“Raising your voice” is another strategy, said Andrew Valainis, executive director of the Montana Renewable Energy Association, in a recent policy webinar. “Advocates are really important,” he said. “If you’re not up there raising your voice, then all the legislators hear is the opposite opinion.” Groups like Citizens’ Climate Lobby or regional advocacy organizations offer opportunities for people to get involved.

Local environmental groups track state and local politics and send alerts when action is needed, such as those around key bills, opportunities for hearings or public service commission meetings where people can share their ideas. It might seem like one voice is too small to matter, but, Valainis said in the webinar, “It’s really important. It makes a big difference.”
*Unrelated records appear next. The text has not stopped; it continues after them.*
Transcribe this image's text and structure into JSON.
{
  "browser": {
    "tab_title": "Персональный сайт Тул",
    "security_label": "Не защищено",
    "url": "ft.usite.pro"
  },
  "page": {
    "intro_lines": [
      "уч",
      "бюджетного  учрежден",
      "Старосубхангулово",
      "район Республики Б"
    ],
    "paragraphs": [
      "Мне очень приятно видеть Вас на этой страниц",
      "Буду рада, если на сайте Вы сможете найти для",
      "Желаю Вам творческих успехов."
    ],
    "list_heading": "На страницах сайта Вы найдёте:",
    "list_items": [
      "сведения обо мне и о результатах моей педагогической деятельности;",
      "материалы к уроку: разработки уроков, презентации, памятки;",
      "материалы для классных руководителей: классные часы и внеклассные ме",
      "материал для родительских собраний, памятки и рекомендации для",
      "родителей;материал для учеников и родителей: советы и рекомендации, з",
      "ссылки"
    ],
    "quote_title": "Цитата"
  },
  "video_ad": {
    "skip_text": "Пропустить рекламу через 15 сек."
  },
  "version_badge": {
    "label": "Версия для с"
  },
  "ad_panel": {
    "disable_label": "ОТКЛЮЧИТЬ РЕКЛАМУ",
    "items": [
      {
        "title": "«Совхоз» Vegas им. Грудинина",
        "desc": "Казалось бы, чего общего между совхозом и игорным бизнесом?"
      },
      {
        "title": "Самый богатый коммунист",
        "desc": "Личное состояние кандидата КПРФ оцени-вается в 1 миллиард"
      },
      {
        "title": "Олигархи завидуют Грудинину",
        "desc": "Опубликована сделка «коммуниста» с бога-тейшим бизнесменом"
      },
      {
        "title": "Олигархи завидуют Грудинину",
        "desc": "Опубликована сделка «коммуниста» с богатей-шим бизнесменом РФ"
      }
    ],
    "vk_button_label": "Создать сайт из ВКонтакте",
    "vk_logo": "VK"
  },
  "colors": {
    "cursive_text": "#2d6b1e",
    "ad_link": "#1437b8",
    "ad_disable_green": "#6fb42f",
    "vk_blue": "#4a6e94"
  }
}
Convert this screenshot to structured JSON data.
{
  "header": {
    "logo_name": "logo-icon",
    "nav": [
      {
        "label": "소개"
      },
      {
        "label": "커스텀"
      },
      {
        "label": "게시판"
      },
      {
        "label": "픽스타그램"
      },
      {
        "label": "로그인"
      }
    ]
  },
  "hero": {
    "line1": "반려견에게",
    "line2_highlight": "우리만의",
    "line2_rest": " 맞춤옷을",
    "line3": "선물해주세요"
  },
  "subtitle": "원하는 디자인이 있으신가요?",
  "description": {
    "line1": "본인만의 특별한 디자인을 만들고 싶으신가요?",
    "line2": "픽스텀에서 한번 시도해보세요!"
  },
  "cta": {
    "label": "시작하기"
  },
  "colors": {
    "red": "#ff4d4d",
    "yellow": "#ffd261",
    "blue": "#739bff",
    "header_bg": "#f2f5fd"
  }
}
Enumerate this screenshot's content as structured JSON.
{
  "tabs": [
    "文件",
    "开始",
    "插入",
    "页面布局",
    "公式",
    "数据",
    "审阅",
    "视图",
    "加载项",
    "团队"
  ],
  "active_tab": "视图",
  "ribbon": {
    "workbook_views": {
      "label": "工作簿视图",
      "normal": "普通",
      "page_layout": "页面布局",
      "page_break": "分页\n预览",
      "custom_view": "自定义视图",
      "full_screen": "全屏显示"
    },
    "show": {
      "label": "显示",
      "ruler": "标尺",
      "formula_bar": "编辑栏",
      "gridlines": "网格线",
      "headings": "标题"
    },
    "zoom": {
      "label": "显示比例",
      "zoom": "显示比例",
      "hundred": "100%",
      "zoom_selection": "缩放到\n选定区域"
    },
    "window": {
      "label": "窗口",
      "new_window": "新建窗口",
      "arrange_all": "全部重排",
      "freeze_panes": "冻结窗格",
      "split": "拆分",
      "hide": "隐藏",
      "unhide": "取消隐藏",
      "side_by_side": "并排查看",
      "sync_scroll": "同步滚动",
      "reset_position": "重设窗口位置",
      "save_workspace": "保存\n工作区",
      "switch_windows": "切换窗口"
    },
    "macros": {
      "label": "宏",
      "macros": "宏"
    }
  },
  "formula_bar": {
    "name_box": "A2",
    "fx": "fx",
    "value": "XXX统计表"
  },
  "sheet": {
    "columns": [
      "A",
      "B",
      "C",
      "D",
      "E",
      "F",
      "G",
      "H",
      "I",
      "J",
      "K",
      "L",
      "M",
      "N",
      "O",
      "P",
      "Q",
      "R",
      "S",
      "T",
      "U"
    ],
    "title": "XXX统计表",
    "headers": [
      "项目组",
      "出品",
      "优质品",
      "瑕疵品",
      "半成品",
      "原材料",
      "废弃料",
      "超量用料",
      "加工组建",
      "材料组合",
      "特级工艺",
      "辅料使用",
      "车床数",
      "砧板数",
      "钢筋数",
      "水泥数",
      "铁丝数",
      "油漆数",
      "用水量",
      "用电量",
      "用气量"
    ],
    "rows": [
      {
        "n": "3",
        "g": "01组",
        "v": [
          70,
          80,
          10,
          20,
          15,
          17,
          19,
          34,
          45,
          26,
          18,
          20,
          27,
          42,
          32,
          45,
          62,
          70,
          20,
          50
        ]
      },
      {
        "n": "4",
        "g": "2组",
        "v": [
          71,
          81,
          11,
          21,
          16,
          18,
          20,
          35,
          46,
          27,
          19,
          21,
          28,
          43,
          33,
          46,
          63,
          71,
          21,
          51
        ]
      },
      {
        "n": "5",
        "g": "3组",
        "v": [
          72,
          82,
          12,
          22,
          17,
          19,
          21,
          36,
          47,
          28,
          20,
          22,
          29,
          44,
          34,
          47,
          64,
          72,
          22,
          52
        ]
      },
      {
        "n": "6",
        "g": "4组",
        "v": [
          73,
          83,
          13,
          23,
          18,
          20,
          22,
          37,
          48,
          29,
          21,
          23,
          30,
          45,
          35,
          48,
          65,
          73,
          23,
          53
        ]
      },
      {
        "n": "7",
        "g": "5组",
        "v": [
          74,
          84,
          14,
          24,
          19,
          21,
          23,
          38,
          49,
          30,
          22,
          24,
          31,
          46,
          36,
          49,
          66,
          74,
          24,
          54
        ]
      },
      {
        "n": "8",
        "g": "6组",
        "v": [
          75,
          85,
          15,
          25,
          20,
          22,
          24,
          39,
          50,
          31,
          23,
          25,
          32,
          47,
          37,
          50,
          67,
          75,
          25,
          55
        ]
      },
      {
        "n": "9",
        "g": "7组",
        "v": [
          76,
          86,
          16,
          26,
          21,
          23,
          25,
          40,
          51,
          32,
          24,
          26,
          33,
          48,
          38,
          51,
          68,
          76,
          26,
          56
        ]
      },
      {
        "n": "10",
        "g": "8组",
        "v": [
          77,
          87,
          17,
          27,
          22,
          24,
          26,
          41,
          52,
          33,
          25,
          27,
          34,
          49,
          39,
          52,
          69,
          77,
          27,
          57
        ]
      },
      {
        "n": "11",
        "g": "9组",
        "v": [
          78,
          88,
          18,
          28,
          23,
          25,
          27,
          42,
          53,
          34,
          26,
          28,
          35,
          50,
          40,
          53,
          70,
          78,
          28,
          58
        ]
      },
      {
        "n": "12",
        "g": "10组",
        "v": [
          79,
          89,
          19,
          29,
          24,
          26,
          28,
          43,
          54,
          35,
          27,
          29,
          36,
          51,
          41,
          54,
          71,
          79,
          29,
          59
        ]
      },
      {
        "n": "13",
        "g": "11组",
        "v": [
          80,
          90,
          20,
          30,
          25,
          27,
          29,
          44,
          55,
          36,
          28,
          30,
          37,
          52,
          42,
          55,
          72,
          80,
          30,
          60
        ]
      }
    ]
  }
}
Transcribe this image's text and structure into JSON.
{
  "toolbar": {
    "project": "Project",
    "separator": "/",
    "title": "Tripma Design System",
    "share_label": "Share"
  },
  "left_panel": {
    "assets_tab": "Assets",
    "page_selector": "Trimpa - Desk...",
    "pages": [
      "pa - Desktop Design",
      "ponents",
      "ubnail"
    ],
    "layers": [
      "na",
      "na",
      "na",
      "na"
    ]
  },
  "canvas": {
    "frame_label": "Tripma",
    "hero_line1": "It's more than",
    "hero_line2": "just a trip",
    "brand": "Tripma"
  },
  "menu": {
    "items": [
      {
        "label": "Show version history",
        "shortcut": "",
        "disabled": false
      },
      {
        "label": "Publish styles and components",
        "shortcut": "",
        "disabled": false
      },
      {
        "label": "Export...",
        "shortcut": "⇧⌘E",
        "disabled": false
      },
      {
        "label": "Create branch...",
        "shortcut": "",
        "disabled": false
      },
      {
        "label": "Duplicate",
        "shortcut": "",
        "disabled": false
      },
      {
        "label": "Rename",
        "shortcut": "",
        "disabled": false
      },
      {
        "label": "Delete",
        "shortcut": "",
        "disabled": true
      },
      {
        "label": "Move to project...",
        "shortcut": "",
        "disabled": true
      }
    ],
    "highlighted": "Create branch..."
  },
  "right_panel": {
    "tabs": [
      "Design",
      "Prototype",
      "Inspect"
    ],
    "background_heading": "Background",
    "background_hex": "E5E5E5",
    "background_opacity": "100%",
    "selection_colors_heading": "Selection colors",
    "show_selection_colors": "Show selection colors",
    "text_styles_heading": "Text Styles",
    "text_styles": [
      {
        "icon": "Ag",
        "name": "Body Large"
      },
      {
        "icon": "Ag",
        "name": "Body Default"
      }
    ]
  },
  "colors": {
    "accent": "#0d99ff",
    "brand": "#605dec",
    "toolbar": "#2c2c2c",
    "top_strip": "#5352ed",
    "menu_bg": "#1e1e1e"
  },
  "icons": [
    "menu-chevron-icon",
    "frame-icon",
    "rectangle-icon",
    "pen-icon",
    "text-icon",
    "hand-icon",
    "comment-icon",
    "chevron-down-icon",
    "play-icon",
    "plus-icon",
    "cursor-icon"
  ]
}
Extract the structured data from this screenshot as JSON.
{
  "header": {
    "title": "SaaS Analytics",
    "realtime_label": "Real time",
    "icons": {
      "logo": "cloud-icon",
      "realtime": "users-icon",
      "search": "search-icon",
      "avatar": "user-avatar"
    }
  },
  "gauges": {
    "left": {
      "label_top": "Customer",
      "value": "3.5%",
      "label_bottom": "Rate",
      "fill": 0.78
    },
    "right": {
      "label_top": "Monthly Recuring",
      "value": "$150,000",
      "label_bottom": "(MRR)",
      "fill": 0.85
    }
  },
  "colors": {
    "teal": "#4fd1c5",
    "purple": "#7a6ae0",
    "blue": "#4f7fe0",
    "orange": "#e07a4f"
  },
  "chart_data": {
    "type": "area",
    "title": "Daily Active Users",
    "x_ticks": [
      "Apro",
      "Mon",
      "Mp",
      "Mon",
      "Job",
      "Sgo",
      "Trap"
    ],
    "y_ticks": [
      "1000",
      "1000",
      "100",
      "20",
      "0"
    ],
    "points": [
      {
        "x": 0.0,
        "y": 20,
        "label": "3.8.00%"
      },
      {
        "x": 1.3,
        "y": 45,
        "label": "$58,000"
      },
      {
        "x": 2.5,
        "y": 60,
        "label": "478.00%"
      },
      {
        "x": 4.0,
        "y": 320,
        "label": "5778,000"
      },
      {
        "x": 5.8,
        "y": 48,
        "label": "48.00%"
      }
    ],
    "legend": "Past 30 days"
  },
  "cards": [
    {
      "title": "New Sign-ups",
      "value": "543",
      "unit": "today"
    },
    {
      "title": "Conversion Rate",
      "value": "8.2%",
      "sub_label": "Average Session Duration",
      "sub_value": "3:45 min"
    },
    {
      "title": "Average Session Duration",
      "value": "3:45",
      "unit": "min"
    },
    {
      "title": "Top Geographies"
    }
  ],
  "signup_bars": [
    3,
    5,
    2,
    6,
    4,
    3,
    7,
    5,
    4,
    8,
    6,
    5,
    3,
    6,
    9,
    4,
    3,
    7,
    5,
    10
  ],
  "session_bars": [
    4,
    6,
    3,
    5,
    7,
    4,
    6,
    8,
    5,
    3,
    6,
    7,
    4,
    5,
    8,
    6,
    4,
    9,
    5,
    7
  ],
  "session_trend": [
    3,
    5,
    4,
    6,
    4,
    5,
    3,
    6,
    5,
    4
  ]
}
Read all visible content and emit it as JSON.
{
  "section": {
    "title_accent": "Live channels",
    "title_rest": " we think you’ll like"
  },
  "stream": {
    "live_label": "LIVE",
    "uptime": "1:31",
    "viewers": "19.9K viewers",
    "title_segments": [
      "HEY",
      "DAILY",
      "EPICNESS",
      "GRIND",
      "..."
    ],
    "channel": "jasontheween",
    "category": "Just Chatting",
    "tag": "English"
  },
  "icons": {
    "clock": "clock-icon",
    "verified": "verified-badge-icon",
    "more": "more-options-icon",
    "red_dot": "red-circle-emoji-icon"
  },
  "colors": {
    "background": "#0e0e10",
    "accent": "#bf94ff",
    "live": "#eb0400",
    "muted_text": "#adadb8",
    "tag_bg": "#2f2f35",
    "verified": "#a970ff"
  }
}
At the national level, Webster advises that constituents call their senators and representatives’ D.C. offices instead of the local office to connect. “Identify yourself as a constituent,” she says, and ask for the email address of the staffer working on the issue you want to discuss. Then write to the staffer and ask to set up a phone call. “You’re working to build a relationship,” Webster says. Advocates can use the first meeting to share their story about why tackling climate change matters, using a local angle when possible. Webster suggests asking for support of specific measures because a concrete and tangible “ask” is likely easier to act on than an open-ended request.

AGU offers advice about how to effectively talk to policymakers.

6. Hit the campaign trail

Voting for candidates who will aggressively pursue climate policy is one way to bring about change, but involvement can go further than that. Campaigns all around the country look for people to help with phone and text banking, organizing, and getting out the vote. “If you don’t help, who will,” writes Larry Walker, an educational consultant who works with historically Black colleges and universities, in an article detailing the benefits of campaign volunteering. Interested individuals can find their local campaign office or join national groups like the Environmental Voter Project.

Individuals often feel powerless in the face of devastating environmental news. But no one is powerless, and no one is alone. There are dozens of avenues for engagement. Many can be pursued from home. And every action puts a dent in the problem.